WHAT THE EXERCISE ASKS
List every line below containing "this".

##### DATA

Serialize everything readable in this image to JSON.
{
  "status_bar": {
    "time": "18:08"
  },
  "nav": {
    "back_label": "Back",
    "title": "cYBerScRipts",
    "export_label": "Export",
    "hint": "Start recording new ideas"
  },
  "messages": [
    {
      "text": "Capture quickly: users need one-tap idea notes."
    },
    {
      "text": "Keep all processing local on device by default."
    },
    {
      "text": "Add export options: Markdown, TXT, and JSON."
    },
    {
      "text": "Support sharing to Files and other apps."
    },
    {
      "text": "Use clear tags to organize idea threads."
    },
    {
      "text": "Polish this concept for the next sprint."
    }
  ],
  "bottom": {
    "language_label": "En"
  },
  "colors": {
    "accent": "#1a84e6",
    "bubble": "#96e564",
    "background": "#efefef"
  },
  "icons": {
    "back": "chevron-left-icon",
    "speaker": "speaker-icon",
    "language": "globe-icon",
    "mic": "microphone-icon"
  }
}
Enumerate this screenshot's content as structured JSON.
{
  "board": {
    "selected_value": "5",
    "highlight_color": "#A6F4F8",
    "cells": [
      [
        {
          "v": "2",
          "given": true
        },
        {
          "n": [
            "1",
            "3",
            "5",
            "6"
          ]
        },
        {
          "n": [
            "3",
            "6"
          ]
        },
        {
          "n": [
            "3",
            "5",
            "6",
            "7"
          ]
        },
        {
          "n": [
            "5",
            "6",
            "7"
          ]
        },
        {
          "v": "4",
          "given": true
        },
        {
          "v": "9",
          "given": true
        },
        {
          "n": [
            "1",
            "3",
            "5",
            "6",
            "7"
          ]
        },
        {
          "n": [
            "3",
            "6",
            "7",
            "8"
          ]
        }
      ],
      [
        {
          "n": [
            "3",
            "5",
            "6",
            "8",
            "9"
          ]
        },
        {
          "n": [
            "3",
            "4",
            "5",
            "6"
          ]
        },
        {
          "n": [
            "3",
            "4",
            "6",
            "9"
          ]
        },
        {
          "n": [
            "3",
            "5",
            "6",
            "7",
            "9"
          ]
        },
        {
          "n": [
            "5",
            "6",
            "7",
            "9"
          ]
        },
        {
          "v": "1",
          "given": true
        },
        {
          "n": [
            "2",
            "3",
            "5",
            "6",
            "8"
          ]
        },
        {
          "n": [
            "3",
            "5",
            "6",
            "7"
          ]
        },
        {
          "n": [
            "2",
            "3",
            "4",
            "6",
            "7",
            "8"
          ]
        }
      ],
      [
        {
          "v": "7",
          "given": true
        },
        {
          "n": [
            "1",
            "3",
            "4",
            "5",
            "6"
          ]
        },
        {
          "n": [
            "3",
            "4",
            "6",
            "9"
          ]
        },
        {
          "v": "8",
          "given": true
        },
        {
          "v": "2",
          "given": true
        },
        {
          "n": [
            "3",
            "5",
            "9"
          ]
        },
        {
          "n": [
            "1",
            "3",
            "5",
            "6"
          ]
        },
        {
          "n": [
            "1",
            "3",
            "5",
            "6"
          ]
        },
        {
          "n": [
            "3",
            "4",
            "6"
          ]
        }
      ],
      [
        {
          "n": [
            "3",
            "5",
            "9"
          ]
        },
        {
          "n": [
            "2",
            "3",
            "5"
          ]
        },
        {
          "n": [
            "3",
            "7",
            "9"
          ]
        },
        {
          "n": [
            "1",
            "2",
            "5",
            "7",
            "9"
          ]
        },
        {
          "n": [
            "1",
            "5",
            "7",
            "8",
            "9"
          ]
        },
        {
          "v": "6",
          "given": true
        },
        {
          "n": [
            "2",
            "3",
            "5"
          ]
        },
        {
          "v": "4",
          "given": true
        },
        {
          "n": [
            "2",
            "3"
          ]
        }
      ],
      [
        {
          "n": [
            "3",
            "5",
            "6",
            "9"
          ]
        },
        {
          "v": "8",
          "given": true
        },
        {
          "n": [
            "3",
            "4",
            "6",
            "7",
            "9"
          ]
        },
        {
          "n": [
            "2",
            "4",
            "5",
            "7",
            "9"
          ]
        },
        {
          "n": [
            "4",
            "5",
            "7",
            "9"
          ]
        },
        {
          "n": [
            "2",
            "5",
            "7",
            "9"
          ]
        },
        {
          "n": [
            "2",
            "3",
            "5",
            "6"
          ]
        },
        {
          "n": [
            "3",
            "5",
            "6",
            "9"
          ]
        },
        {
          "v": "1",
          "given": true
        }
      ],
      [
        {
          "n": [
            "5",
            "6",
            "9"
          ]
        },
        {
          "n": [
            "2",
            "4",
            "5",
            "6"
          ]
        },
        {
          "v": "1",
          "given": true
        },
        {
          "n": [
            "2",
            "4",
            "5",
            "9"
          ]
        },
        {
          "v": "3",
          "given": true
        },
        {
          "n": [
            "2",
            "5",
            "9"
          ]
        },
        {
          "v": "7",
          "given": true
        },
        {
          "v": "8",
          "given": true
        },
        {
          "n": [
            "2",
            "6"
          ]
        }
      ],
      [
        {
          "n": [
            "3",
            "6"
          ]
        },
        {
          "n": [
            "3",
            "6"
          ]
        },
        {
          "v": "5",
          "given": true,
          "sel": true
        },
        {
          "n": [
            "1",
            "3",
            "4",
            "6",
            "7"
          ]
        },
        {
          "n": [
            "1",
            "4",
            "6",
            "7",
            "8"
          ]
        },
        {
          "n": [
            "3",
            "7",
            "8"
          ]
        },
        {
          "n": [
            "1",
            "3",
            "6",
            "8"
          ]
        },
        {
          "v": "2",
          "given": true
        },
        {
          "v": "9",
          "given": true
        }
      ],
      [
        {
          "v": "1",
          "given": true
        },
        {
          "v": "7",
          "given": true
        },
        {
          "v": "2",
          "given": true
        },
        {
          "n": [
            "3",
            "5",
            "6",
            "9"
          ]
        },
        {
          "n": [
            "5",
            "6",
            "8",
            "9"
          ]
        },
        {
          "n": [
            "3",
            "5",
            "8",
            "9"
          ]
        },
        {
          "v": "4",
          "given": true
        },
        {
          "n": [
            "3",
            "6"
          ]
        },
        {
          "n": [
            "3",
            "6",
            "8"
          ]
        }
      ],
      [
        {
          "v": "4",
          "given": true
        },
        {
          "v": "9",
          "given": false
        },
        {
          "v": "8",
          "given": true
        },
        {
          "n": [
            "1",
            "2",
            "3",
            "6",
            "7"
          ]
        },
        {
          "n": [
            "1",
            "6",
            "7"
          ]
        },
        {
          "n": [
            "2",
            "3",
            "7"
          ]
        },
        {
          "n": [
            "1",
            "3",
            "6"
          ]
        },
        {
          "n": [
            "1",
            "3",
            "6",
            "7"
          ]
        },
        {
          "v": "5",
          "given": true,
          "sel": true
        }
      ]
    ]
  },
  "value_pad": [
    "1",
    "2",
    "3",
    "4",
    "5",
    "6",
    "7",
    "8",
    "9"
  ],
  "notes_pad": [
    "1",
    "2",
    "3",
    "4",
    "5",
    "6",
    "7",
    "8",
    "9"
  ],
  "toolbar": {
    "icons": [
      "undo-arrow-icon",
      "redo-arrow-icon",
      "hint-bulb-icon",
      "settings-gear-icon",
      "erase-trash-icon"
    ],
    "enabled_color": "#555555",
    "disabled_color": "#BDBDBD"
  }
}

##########

ANSWER SECTION
Serialize everything readable in this image to JSON.
      "text": "Polish this concept for the next sprint."
Enumerate this screenshot's content as structured JSON.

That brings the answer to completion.